In this week’s Time Magazine, the very costly issue of Chronic Pain is featured. On last night’s CBS Evening News, it was reported that researchers have discovered DNA markers and over 700 distinct proteins found in the spinal fluid of the those diagnosed with Chronic Fatigue Syndrome. At the same time, these studies revealed a completely separate set of identifiable markers for those suffering from chronic Lyme Disease. At the end of last year, the governing body in charge of the national blood supply decided to stop accepting blood donations from those diagnosed with Chronic Fatigue Syndrome.
Up until all of these very recent revelations, most doctors thought people with symptoms of CFS (or the other commonly used name Chronic Fatigue Immune Deficiency Syndrome, aka CFIDS) had “psychosomatic” illness and treated them as such. Meanwhile, most of the population mistook the name of the illness to be the same thing as Epstein-Barr Virus. Still others labeled these patients as being lazy.
At this time, there is no known cause or cure.
Eventually those with CFS and others with chronic pain can easily become depressed and anxious. One might expect that if someone was unable to get out of bed, much less participate in life in the ways they always have before, depression and anxiety would be a natural result. Oftentimes when I see a patient with chronic pain, one of the things we address is grieving the life the person used to lead and the personal identity attached to that life.
If someone you know struggles with chronic pain, offer to help. Read about the issue. Attend a lecture or fund raising event. Such demonstrations of support can be a lifeline for the individual.

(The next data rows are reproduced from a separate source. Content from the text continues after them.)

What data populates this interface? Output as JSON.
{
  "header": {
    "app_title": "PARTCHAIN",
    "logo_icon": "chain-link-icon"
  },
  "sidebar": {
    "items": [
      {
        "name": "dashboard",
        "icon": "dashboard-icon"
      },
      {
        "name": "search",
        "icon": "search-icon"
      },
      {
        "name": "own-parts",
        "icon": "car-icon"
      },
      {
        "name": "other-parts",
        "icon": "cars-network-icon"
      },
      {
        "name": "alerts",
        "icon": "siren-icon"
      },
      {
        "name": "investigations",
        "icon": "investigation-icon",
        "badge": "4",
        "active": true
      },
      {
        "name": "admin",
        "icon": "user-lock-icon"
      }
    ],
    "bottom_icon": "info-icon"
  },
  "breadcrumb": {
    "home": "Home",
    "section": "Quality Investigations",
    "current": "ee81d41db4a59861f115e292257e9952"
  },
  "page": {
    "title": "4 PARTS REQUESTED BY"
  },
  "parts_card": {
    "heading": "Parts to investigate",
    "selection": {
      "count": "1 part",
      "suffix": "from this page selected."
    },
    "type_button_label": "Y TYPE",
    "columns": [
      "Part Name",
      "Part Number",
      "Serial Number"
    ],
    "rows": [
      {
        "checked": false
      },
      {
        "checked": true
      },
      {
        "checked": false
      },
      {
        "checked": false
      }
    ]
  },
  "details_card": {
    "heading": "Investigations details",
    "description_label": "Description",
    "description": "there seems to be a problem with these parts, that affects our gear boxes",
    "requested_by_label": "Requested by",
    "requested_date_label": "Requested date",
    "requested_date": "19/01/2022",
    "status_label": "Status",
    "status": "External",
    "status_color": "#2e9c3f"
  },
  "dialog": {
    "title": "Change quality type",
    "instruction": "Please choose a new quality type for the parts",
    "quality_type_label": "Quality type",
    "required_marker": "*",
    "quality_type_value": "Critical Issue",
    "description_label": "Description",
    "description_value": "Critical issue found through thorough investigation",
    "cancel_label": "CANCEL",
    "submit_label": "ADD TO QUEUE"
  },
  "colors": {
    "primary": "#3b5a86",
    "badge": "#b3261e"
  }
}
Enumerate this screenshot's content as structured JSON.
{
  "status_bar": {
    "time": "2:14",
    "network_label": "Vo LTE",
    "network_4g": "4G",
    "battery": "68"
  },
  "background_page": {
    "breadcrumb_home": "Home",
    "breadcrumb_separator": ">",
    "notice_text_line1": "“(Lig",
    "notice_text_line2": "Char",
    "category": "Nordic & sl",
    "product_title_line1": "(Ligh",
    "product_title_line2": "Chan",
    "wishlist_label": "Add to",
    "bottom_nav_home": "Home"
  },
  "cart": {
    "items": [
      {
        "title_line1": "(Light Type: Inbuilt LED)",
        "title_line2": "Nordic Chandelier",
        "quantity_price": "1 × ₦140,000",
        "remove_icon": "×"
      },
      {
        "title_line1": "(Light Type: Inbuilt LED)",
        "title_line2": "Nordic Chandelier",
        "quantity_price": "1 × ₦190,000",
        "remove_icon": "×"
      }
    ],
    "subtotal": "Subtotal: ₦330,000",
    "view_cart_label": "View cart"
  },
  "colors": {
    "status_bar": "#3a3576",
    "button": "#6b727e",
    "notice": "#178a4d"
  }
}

For more information on Chronic Fatigue Syndrome, please go to: www.cfids.com